When minocycline hydrochloride tablets were given concomitantly with a meal containing dairy products, there was a 12% decrease in peak plasma concentrations, a 1-hour delay in peak concentrations, and a 6% decrease in the extent of absorption of the drug.

Elimination

The serum half-life of minocycline is 11-26 hours in adults with normal renal function. In one study, the half-life was reported to be about 17 hours after a single dose and 21 hours after multiple doses.

In a limited number of patients with hepatic dysfunction, the serum half-life of minocycline reportedly ranged from 11-16 hours. Although results of studies using minocycline in patients with renal impairment are conflicting, most studies indicate that the serum half-life of the drug is not significantly affected by alterations in renal function. In patients with severe renal impairment, the serum half-life of minocycline is generally reported to be 12-30 hours following single or multiple doses.

In patients with normal renal function, approximately 4-19% of a single oral dose of minocycline is excreted in urine and 20-34% is excreted in feces within 72 hours as active drug.
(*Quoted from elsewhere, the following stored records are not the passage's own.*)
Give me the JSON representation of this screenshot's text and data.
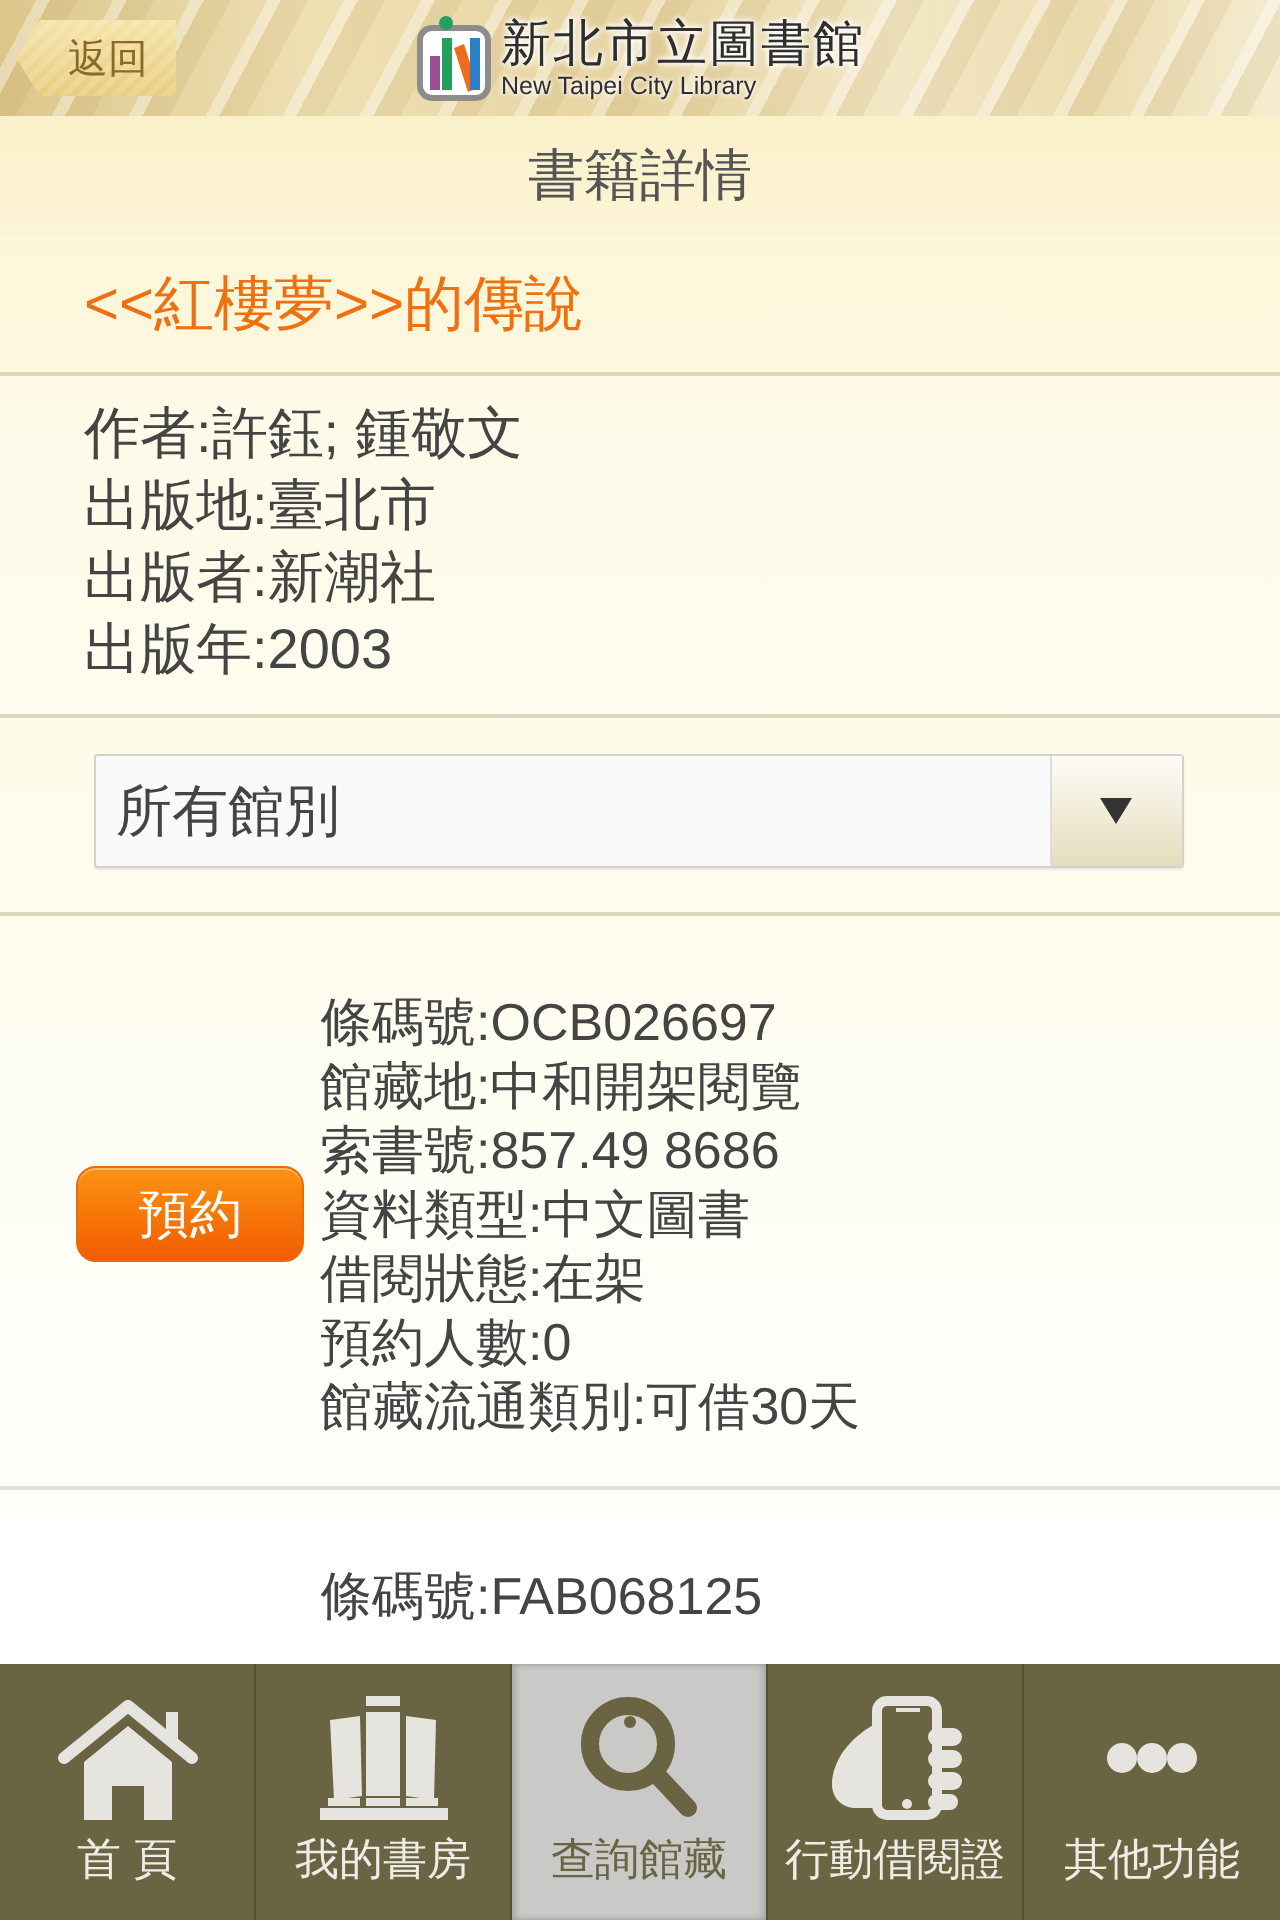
{
  "header": {
    "back_button": "返回",
    "logo": {
      "name": "新北市立圖書館",
      "subtitle": "New Taipei City Library"
    }
  },
  "title_bar": {
    "title": "書籍詳情"
  },
  "book": {
    "title": "<<紅樓夢>>的傳說",
    "details": [
      "作者:許鈺; 鍾敬文",
      "出版地:臺北市",
      "出版者:新潮社",
      "出版年:2003"
    ]
  },
  "branch_select": {
    "value": "所有館別"
  },
  "holdings": [
    {
      "button": "預約",
      "fields": [
        "條碼號:OCB026697",
        "館藏地:中和開架閱覽",
        "索書號:857.49 8686",
        "資料類型:中文圖書",
        "借閱狀態:在架",
        "預約人數:0",
        "館藏流通類別:可借30天"
      ]
    },
    {
      "fields": [
        "條碼號:FAB068125"
      ]
    }
  ],
  "tab_bar": [
    {
      "label": "首 頁",
      "selected": false
    },
    {
      "label": "我的書房",
      "selected": false
    },
    {
      "label": "查詢館藏",
      "selected": true
    },
    {
      "label": "行動借閱證",
      "selected": false
    },
    {
      "label": "其他功能",
      "selected": false
    }
  ]
}
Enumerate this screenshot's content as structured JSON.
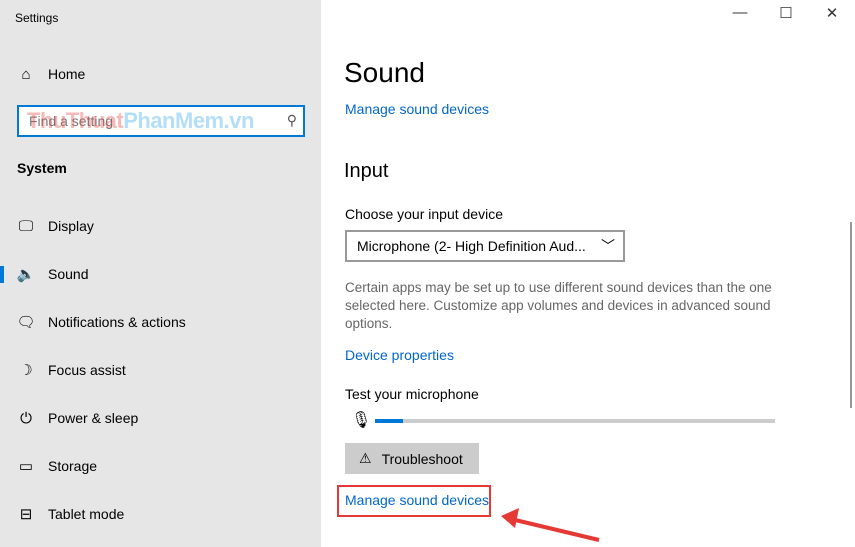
{
  "window": {
    "title": "Settings",
    "minimize": "—",
    "maximize": "☐",
    "close": "✕"
  },
  "sidebar": {
    "home": "Home",
    "search_placeholder": "Find a setting",
    "section": "System",
    "items": [
      {
        "label": "Display",
        "icon": "🖵"
      },
      {
        "label": "Sound",
        "icon": "🔈"
      },
      {
        "label": "Notifications & actions",
        "icon": "🗨"
      },
      {
        "label": "Focus assist",
        "icon": "☽"
      },
      {
        "label": "Power & sleep",
        "icon": "⏻"
      },
      {
        "label": "Storage",
        "icon": "▭"
      },
      {
        "label": "Tablet mode",
        "icon": "⊟"
      }
    ]
  },
  "watermark": {
    "part1": "ThuThuat",
    "part2": "PhanMem",
    "part3": ".vn"
  },
  "main": {
    "title": "Sound",
    "manage_top": "Manage sound devices",
    "input_heading": "Input",
    "choose_label": "Choose your input device",
    "device_value": "Microphone (2- High Definition Aud...",
    "description": "Certain apps may be set up to use different sound devices than the one selected here. Customize app volumes and devices in advanced sound options.",
    "device_properties": "Device properties",
    "test_label": "Test your microphone",
    "mic_level_percent": 7,
    "troubleshoot": "Troubleshoot",
    "manage_bottom": "Manage sound devices"
  },
  "colors": {
    "accent": "#0078d7",
    "highlight": "#e53935"
  }
}
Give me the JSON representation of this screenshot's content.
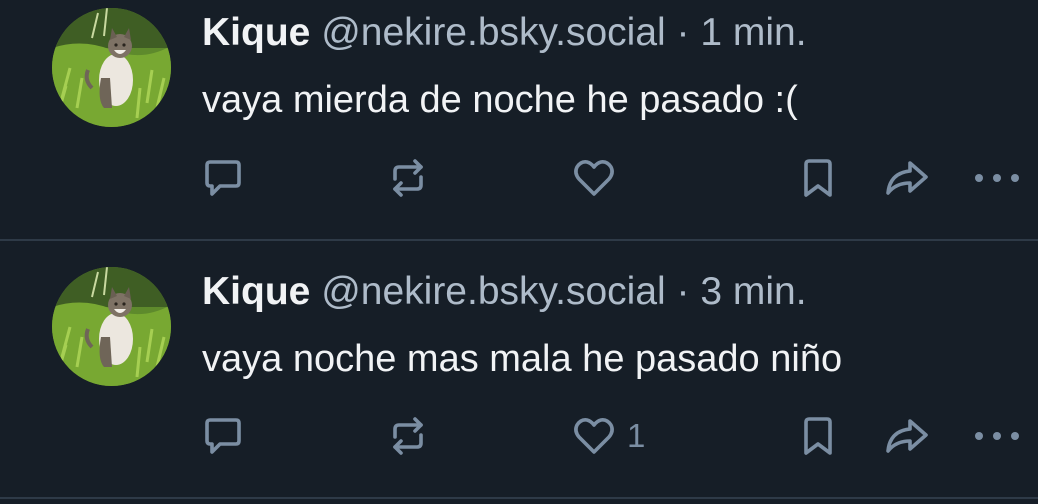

Some studies indicate that minocycline, unlike other currently available tetracyclines, is partially metabolized to at least 6 metabolites.

Write Your Own Review

Your meds on autopilot. Forever.